Microwave-assisted extraction (MAE) is an efficient sample preparation technique that has been demonstrated for different solid matrices (e.g. soils, sediments and biological tissues) and constitutes a valuable tool for the rapid treatment of solid samples in organometallic speciation analysis. A careful optimization of the conditions of the microwave extraction procedure is required, in terms of stability of the target compounds in a microwave field, prior to speciation analysis. Essential parameters for the optimization are the extraction medium, power applied and the exposure time. MAE is considerably faster than other sample preparation and extraction procedures: a typical sample treatment may take only 3 min.

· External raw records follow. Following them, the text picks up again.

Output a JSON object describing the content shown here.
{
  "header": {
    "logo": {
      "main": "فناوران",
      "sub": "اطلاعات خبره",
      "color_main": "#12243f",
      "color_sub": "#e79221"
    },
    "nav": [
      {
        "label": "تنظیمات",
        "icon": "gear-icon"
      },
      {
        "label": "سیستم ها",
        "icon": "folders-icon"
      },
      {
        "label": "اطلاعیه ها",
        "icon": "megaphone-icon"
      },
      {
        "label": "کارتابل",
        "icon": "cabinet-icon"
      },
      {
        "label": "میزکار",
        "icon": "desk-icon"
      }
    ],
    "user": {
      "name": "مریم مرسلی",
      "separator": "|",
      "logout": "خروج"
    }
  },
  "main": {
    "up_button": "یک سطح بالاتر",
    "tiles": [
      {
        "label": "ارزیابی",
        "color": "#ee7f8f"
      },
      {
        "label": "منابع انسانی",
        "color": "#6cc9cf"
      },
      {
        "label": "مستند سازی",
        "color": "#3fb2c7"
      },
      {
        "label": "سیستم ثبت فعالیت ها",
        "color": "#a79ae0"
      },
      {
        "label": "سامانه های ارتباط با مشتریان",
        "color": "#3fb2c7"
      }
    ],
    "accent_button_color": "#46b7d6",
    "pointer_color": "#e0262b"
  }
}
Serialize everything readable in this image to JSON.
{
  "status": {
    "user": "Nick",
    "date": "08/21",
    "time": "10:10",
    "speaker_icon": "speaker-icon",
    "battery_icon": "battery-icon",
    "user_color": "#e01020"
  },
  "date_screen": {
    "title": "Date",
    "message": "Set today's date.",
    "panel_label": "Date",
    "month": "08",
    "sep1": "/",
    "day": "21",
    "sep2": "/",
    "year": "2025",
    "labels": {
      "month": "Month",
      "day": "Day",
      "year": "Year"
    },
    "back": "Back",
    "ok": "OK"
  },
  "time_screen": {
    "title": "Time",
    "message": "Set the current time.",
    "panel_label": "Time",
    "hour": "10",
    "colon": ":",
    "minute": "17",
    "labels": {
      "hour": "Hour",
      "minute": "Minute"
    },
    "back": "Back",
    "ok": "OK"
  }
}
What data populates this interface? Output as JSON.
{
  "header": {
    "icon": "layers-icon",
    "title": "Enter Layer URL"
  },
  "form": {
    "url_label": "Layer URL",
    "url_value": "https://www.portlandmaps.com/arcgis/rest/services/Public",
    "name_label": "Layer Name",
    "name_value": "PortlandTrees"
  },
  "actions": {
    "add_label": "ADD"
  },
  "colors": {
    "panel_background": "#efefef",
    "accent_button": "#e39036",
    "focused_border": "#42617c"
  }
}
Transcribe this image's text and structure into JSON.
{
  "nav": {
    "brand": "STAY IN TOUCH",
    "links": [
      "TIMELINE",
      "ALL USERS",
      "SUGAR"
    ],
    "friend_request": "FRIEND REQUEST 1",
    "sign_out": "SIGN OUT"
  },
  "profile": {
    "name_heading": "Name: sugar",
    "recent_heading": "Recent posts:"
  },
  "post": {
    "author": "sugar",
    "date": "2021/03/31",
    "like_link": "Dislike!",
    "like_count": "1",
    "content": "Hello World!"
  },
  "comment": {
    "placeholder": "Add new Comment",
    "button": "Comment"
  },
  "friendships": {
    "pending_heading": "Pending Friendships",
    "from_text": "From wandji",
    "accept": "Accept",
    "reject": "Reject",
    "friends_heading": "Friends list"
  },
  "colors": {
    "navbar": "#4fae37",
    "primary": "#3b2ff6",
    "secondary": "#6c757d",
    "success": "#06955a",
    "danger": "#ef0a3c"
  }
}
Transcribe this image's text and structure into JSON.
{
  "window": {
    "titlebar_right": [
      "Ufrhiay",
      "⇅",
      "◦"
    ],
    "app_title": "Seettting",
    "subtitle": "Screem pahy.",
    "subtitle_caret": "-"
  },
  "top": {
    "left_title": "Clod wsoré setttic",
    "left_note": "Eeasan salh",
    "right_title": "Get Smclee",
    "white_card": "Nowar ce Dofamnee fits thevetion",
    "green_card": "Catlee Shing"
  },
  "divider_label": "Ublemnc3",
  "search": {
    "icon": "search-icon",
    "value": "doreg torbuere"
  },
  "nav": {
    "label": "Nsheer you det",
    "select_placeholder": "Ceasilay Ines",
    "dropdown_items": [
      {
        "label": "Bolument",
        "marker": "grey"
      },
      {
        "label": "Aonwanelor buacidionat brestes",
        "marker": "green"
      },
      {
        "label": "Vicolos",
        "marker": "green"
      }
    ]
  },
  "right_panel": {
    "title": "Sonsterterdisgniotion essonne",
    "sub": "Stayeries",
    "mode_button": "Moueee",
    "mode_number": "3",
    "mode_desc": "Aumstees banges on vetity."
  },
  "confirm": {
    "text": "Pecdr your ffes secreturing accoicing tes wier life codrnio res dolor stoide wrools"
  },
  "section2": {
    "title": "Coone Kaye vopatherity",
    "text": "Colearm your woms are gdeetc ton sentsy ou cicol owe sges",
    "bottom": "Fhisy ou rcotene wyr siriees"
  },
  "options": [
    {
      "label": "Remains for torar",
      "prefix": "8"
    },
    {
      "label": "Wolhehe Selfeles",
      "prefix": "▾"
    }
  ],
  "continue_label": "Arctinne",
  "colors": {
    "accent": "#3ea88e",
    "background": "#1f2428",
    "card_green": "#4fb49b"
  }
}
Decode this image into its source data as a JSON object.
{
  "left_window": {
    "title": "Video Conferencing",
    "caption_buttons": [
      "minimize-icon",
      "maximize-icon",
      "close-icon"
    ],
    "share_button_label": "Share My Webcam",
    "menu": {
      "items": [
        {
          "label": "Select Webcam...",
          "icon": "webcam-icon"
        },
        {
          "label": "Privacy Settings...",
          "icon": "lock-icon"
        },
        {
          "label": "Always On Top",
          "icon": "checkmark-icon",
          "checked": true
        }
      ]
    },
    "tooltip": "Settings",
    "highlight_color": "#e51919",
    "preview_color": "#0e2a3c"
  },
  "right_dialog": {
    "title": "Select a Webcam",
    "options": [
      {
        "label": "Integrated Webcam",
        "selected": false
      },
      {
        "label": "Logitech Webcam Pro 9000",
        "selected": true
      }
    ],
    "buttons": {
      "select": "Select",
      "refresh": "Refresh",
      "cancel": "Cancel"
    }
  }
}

An important drawback of microwave-assisted acid extraction or leaching is that analytes in the polar leachate have to be derivatized and transferred into a non-polar solvent to produce a solution suitable for GC analysis and this increasses the number of steps in the analytical procedure. This obstacle can be overcome by combining leaching, derivatization and liquid-liquid solvent extraction to produce directly a solution of the analytes for GC by the so called microwave-assisted derivatization solvent extraction (MADSE) technique.
The term "microwave-assisted extraction" was found in the following pages: